Everyone had their own stories to tell: stories of human and environmental destruction and the horrendous waste of human life. I listened too, to the arrogance of the World Bank and IMF representatives, people in smart suits whose debt repayment policies and structural adjustment programmes had caused this explosion in world poverty; policies which have left the poor, especially women and children, to carry a heavy burden.

Then Linda Gray invited me to accompany her to the World Summit on Social Development in Copenhagen as representatives of Sead. At the NGO Forum there were thousands of community activists from all over the world. Unlike my ‘Third World’ counterparts, the oppressed communities in Britain are in the minority. At the Poverty Summit however, I realised that in the world struggle for justice, our communities were part of a large majority. For years I had felt excluded from mainstream society in Britain, but at Copenhagen I was made to feel included in a real global family that was screaming out to try and give birth to humanity.

A year later, through SEAD, I met Lynne Brown from South Africa. As a child Lynne was active in the struggle to overcome apartheid. She was tortured and many of those close to her killed during the struggle. After visiting many working class communities in Scotland, she came to stay for a couple of days in my flat. Lynne immediately recognised our social and economic apartheid. The one thing she couldn’t understand, however, was why the women she met in the ‘Scottish townships’, who were so committed to the well-being of their communities, were not interested in joining political parties.

Over many cups of tea in my kitchen, Lynne tried to persuade me that the only way people like me could bring about real social change was to stand for the new Scottish Parliament. I tried to explain to Lynne that having the right to vote was meaningless without economic democracy and that was one thing a Scottish Parliament couldn’t deliver.

I have learned a lot from my counterparts in the ‘Third World’: a basic belief that in order to create a new world based on justice we need to begin with an education that liberates people’s minds. Only through understanding their past and their present, and analysing their reality can people be free to participate in their future.
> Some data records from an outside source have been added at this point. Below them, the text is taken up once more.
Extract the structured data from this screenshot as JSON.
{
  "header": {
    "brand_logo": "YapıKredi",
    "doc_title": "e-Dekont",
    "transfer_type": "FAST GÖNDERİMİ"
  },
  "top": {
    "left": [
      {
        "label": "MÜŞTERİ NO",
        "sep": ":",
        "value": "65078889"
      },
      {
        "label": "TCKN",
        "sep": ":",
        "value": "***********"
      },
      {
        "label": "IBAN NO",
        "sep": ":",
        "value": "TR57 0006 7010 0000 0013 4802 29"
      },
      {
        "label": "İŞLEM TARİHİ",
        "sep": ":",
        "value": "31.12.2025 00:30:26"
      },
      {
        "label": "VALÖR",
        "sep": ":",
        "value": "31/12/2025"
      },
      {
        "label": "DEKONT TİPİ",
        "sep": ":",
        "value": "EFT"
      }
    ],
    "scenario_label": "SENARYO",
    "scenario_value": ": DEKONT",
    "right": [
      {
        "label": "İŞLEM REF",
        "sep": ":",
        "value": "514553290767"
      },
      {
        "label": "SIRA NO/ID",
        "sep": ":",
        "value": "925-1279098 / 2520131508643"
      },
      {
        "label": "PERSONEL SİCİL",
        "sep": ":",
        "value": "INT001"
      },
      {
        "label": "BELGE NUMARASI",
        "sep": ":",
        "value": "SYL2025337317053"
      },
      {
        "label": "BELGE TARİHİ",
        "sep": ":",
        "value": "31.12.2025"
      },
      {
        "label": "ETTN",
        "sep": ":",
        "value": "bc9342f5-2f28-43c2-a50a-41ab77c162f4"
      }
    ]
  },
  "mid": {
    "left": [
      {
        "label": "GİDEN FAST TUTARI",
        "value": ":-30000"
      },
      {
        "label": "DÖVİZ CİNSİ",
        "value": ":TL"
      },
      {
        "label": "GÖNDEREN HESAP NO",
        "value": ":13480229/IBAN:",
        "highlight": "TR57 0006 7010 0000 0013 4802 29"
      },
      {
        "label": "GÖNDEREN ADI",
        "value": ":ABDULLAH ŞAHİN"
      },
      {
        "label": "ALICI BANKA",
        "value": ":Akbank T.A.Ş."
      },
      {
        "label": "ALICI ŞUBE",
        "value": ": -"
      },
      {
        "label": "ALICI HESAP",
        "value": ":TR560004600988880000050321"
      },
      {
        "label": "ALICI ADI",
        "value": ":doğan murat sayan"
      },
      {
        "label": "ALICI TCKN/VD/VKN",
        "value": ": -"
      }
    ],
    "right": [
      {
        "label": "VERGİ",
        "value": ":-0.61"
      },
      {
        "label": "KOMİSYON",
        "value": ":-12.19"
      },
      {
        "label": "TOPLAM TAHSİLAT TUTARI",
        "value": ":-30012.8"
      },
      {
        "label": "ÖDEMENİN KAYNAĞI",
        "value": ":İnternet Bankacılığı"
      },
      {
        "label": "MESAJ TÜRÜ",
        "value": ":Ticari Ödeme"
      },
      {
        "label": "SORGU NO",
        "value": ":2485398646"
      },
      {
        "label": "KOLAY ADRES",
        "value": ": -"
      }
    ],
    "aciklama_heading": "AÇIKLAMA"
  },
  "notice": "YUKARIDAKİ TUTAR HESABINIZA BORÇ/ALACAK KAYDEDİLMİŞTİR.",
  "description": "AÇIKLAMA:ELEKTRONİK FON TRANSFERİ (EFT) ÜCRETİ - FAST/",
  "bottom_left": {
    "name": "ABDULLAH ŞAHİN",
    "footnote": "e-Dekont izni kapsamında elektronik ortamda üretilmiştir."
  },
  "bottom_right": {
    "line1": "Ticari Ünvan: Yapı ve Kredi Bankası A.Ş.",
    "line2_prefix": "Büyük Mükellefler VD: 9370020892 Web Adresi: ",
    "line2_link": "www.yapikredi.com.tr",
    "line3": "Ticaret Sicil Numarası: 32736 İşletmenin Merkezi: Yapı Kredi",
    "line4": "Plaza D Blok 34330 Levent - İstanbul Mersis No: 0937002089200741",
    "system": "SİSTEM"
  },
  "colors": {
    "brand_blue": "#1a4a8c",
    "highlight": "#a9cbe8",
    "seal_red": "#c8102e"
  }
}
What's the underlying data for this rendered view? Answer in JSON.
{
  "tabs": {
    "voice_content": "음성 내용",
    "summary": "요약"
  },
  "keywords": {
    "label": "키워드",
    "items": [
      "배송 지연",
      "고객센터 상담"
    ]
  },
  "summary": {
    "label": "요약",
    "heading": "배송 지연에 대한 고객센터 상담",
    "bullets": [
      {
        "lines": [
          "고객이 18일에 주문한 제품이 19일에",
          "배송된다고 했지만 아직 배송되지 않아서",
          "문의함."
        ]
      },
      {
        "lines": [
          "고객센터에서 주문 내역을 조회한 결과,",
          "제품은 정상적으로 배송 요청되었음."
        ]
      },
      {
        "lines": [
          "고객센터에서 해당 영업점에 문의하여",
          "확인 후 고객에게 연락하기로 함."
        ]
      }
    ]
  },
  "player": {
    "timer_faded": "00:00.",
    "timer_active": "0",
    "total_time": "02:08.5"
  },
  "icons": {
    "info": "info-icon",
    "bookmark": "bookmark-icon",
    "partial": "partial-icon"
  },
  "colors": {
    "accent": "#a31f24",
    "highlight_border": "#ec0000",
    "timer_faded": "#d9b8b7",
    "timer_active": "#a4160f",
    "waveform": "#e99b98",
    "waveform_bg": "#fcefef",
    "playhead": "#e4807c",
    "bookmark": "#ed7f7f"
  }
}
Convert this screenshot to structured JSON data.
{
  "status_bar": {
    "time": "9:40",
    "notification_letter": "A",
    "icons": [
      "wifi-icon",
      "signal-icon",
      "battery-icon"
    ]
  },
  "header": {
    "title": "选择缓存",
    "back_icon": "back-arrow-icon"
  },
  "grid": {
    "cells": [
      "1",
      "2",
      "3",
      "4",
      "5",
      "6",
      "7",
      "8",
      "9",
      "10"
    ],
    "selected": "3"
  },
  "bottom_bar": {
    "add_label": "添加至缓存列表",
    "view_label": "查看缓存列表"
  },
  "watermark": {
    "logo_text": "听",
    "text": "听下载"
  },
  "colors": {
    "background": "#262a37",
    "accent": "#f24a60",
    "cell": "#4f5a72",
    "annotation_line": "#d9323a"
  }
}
That is why both myself and Helen Martin have been trying to establish a ‘popular education centre’ in Easterhouse, active in the Popular Education Forum for Scotland. Popular Education is based on a clear analysis of the nature of inequality, exploitation, and oppression, and is rooted in the real interests and struggles of ordinary people, critical of the status quo and committed to progressive social and political change.
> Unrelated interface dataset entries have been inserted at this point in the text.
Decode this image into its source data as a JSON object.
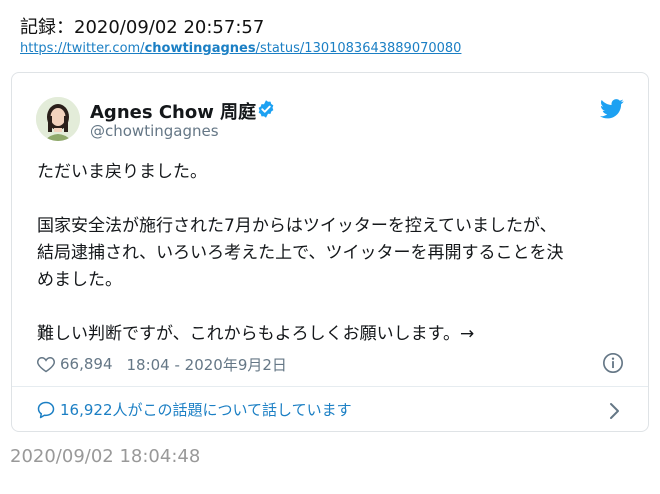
{
  "record": {
    "text": "記録：2020/09/02 20:57:57"
  },
  "source_link": {
    "prefix": "https://twitter.com/",
    "user": "chowtingagnes",
    "suffix": "/status/1301083643889070080"
  },
  "tweet": {
    "display_name": "Agnes Chow 周庭",
    "handle": "@chowtingagnes",
    "lines": [
      "ただいま戻りました。",
      "国家安全法が施行された7月からはツイッターを控えていましたが、",
      "結局逮捕され、いろいろ考えた上で、ツイッターを再開することを決",
      "めました。",
      "難しい判断ですが、これからもよろしくお願いします。→"
    ],
    "likes": "66,894",
    "time": "18:04 - 2020年9月2日",
    "conversation": "16,922人がこの話題について話しています"
  },
  "timestamp": {
    "text": "2020/09/02 18:04:48"
  },
  "icons": {
    "verified": "verified-badge-icon",
    "bird": "twitter-bird-icon",
    "heart": "heart-icon",
    "info": "info-icon",
    "bubble": "speech-bubble-icon",
    "chevron": "chevron-right-icon"
  },
  "colors": {
    "accent": "#1da1f2",
    "link": "#1b7fc4",
    "muted": "#657786",
    "border": "#dfe3e6"
  }
}
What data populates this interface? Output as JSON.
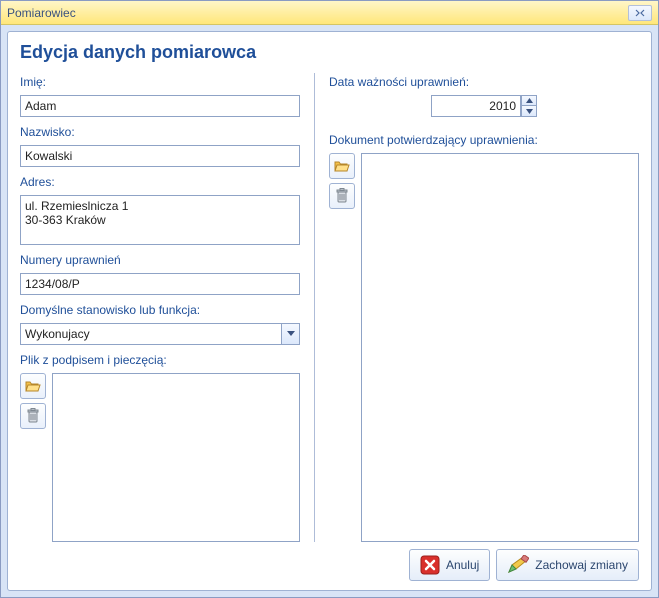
{
  "window": {
    "title": "Pomiarowiec"
  },
  "heading": "Edycja danych pomiarowca",
  "left": {
    "imie_label": "Imię:",
    "imie_value": "Adam",
    "nazwisko_label": "Nazwisko:",
    "nazwisko_value": "Kowalski",
    "adres_label": "Adres:",
    "adres_value": "ul. Rzemieslnicza 1\n30-363 Kraków",
    "numery_label": "Numery uprawnień",
    "numery_value": "1234/08/P",
    "stanowisko_label": "Domyślne stanowisko lub funkcja:",
    "stanowisko_value": "Wykonujacy",
    "plik_label": "Plik z podpisem i pieczęcią:"
  },
  "right": {
    "data_label": "Data ważności uprawnień:",
    "data_value": "2010",
    "dokument_label": "Dokument potwierdzający uprawnienia:"
  },
  "footer": {
    "cancel": "Anuluj",
    "save": "Zachowaj zmiany"
  },
  "colors": {
    "label": "#1f4f99"
  }
}
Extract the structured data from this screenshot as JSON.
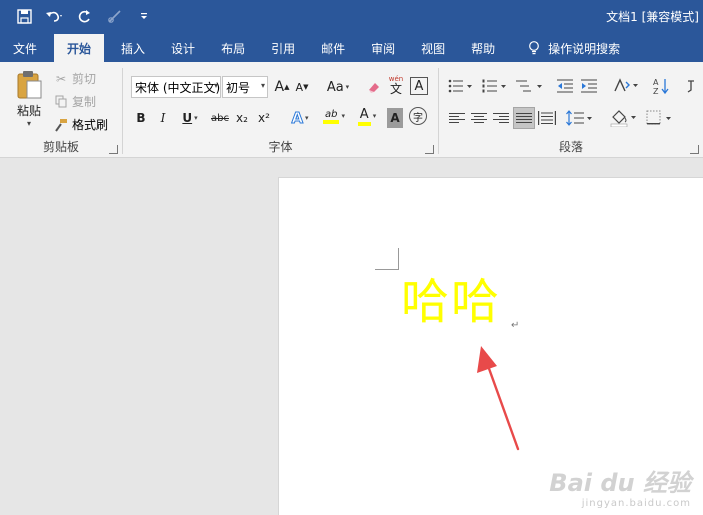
{
  "window": {
    "title": "文档1 [兼容模式]"
  },
  "qat": {
    "save_icon": "save-icon",
    "undo_icon": "undo-icon",
    "redo_icon": "redo-icon",
    "format_painter_icon": "brush-icon",
    "customize_icon": "chevron-down-icon"
  },
  "tabs": [
    {
      "label": "文件"
    },
    {
      "label": "开始",
      "active": true
    },
    {
      "label": "插入"
    },
    {
      "label": "设计"
    },
    {
      "label": "布局"
    },
    {
      "label": "引用"
    },
    {
      "label": "邮件"
    },
    {
      "label": "审阅"
    },
    {
      "label": "视图"
    },
    {
      "label": "帮助"
    },
    {
      "label": "操作说明搜索"
    }
  ],
  "clipboard": {
    "paste_label": "粘贴",
    "cut_label": "剪切",
    "copy_label": "复制",
    "format_painter_label": "格式刷",
    "group_label": "剪贴板"
  },
  "font": {
    "font_name": "宋体 (中文正文)",
    "font_size": "初号",
    "group_label": "字体",
    "buttons": {
      "bold": "B",
      "italic": "I",
      "underline": "U",
      "strike": "abc",
      "subscript": "x₂",
      "superscript": "x²",
      "change_case": "Aa",
      "font_color": "A",
      "phonetic_top": "wén",
      "phonetic_bottom": "文",
      "char_border": "A",
      "char_shading": "A",
      "enclose": "字",
      "grow": "A",
      "shrink": "A",
      "highlight": "ab",
      "text_effect": "A"
    },
    "font_color_hex": "#ffff00",
    "highlight_color_hex": "#ffff00"
  },
  "paragraph": {
    "group_label": "段落",
    "sort_label": "A↓Z"
  },
  "document": {
    "text": "哈哈",
    "text_color": "#ffff00",
    "paragraph_mark": "↵"
  },
  "watermark": {
    "main": "Bai du 经验",
    "sub": "jingyan.baidu.com"
  }
}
There is much talk of how a Scottish Parliament could lead to the break-up of the United Kingdom. Over the past seventeen years I have already witnessed that break-up – a society full of broken families, broken communities, broken hearts, broken spirits, broken dreams, and broken minds.

I’m convinced that the only way we can begin to put our broken- down society back together, is to have the courage to establish our very own ‘Truth and Reconciliation Commission’. There has never been any public acknowledgement for this unjust ‘war against the poor’ in Britain. A public recognition would give tremendous comfort to casualties like me, who were never victims of their own misfortune, but victims of a society that has a price for everything, but regarded our lives as having very little value.

Cathy McCormack is a community activist in Easterhouse, Glasgow

Cathy McCormack’s study visit to South Africa was documented in Barbara Orton’s film ‘At the Sharp End of the Knife’, available from the SEAD office.

Share this page

[Bloglines] [] [Digg] [Facebook] [Furl] [Google] [Newsvine] [Reddit] [StumbleUpon] [Yahoo!] [Email]

The work on this page is licensed under a Creative Commons Licence.

While we've made every effort to ensure that the links to other websites contain reliable information, we cannot take responsibility for the content of any external site.